Phil Cameron | Wednesday Apr. 1st, 2015
How often do you hear yourself say, “I wish I had more energy”? With only 24 hours in a day and so many things to do we often feel we are falling short of accomplishing everything we want too. Last month in Bozeman we had Neil deGrasse Tyson speak at MSU and he shared with us some wonderful thought provoking ideas and pictures about science and our solar system. He reminded us that we are all made of the same things; tiny molecules bound together by electrons and re-arranged into many shapes and structures to bring diversity to life on our planet. So how do we get this energy into our bodies?
Alchemy is the science of transforming matter from one state to another. It started as the forerunner of chemistry where medieval “chemists” were trying to change different metals into gold. But really Alchemy can be looked at as the transformation of substances from one useable form to another. In nature there are many examples of this transformation and they tend to bring awe to us in many different ways. Not only the transformation of sunlight into different forms of energy, but in many biological processes also; the combination of a sperm and an egg to create a baby, or the change of a caterpillar into a butterfly.

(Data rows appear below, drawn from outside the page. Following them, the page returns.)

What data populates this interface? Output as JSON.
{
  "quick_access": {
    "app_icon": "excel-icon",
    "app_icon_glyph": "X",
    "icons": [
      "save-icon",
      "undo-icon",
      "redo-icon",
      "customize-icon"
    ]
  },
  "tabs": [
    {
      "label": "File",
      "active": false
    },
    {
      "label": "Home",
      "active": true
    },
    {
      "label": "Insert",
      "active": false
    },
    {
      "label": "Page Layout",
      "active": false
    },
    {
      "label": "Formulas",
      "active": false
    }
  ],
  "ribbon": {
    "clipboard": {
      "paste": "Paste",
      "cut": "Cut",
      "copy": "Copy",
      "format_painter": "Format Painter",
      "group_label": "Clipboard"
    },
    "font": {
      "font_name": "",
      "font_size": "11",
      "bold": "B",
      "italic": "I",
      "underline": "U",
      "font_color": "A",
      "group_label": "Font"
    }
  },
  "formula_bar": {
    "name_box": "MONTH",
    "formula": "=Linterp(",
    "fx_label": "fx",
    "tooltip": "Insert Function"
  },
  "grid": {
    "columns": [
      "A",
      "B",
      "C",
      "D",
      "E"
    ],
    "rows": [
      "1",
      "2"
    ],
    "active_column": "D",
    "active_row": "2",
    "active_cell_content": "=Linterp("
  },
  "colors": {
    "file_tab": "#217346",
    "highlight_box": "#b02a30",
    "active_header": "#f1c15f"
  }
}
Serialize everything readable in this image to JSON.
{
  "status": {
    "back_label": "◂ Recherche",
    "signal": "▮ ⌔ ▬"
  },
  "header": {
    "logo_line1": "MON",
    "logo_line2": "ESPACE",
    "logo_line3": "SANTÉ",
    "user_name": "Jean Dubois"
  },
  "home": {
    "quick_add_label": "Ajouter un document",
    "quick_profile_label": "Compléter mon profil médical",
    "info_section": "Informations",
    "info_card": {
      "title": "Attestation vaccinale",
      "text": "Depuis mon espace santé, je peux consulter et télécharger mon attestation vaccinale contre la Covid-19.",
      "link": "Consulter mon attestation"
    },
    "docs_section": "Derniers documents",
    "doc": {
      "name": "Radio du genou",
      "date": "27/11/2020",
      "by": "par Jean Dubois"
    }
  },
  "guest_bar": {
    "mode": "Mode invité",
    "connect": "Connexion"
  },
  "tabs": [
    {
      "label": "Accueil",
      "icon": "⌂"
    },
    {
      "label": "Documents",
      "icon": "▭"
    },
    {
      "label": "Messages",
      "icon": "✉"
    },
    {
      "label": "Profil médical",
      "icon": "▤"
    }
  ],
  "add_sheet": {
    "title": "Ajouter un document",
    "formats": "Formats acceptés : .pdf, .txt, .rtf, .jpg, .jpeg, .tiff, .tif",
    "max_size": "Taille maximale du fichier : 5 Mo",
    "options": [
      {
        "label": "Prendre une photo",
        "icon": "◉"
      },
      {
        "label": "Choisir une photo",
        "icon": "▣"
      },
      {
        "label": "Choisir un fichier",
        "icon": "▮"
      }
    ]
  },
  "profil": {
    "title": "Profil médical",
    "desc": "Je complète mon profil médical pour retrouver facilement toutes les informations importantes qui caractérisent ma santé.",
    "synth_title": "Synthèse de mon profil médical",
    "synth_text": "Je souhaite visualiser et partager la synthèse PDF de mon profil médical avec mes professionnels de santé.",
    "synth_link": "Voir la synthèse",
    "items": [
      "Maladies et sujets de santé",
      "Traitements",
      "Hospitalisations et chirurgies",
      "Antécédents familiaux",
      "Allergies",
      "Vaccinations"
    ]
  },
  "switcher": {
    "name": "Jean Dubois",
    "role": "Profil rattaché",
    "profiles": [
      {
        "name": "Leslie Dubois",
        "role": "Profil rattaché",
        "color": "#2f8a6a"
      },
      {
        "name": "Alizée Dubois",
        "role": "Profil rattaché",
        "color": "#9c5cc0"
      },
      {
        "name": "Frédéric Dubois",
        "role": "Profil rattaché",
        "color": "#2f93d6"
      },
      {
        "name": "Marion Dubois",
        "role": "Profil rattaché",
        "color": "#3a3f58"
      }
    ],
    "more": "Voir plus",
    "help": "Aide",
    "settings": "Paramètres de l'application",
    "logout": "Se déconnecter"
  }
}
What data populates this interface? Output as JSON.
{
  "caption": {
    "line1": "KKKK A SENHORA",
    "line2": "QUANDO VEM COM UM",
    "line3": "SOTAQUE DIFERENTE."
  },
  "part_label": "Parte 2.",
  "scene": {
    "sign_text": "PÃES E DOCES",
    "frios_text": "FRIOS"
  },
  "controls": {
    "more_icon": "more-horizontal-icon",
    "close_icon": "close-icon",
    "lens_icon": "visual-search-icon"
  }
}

Nature devised an ingenious system many billions of years ago for harnessing the energy of the solar system and turning it into a useable source of energy that would sustain biological life. We really need to understand that all the energy we have here on earth comes from the sun. However we can’t absorb that energy and use it directly. Even if we were sun worshipers, much to our dermatologist chagrins, and baked in the sun all day it would not increase our body’s quantities of energy (however it might help our adrenal glands to take a rest). The way nature devised the transformation of the solar energy from the sun to energy our bodies can use is through plants and their magical plant blood - chlorophyll.
I call it plant blood because in essence that is really what chlorophyll is. If you look at the chemical structure of chlorophyll and the chemical structure of hemoglobin, which is part of our red blood cells, you will see there is only one very small but significant difference. Chlorophyll has magnesium in the center of its molecule, where hemoglobin has iron in the center of its molecule. This becomes significant in the production of oxygen in plants, and the ability to carry oxygen in our bodies.
Once plants absorb the sunlight they can convert that sunlight into a useable source of energy that the plant can then utilize for its own physiological needs. The plant energy is stored in two different forms, carbohydrates and sterols or plant fats. Now comes the cool part! Animals have developed physiological processes of digestion to be able to absorb that plant energy and convert it into a useable form for our body..
We have very tiny little cell structures in our bodies called mitochondria; in fact all plants and animals do. The mitochondria are the cell’s powerhouse generating energy from fats and carbohydrates and turning it into adenosine triphosphate (ATP). ATP is the real energy molecule that we need to function in our bodies. So to go from sunlight to ATP there are some amazing transformations that need to take place. Lets put it in a timeline: first the plant absorbs the sunlight and converts it into carbohydrates, or it converts those carbohydrates into plant fat sterols for use at a later date. Next we have higher-level organisms like cows or deer that can eat those grasses or plants and be able to digest them and remove the carbohydrates and sterols for use in their bodies. The energy gets put into the cells of the animals for utilization or can be stored as fat or glycogen in the livers for use at a later time also. Then we eat the cow or deer and we can use those fats that were converted by the cow or deer into energy our own body can use.
The whole process of this could fill a text book and is very complicated biochemically but I want you to understand that the energy we use in our bodies goes through a big transformation before you can utilize it. What we really want is to be able to use the energy we have as efficiently as possible. Our two main energy sources are carbohydrates and fats both of which get changed to ATP.
Looking at the energy pay out of the different molecules you will find you produce twice as much energy from fat then from carbohydrates. However it takes more time to get the energy out of fat because of the chemical processes where it is much easier to get energy out of carbohydrates, you just don’t get as much.
When you eat highly refined sugar foods the body will burn that energy very quickly. You could imagine trying to heat your house by burning paper in the winter, you get a big flame really quickly, but then the fire dies quickly too and you are still cold. Using fat for energy is like burning wood, you get a much slower burn and you stay warmer longer. In a society where obesity is becoming very prevalent you would think we would have so much energy we could solve all the worlds problems, because again fat is just stored energy. In order to use the fat we have we need to do longer slower activities to burn it, like walking or hiking for an hour or more. To have more energy we need to stop consuming refined carbohydrates and consume more vegetables, proteins and good fats. If we make those dietary changes our body will burn the stored energy we have and we will feel better, and be able to accomplish more with the time that we have.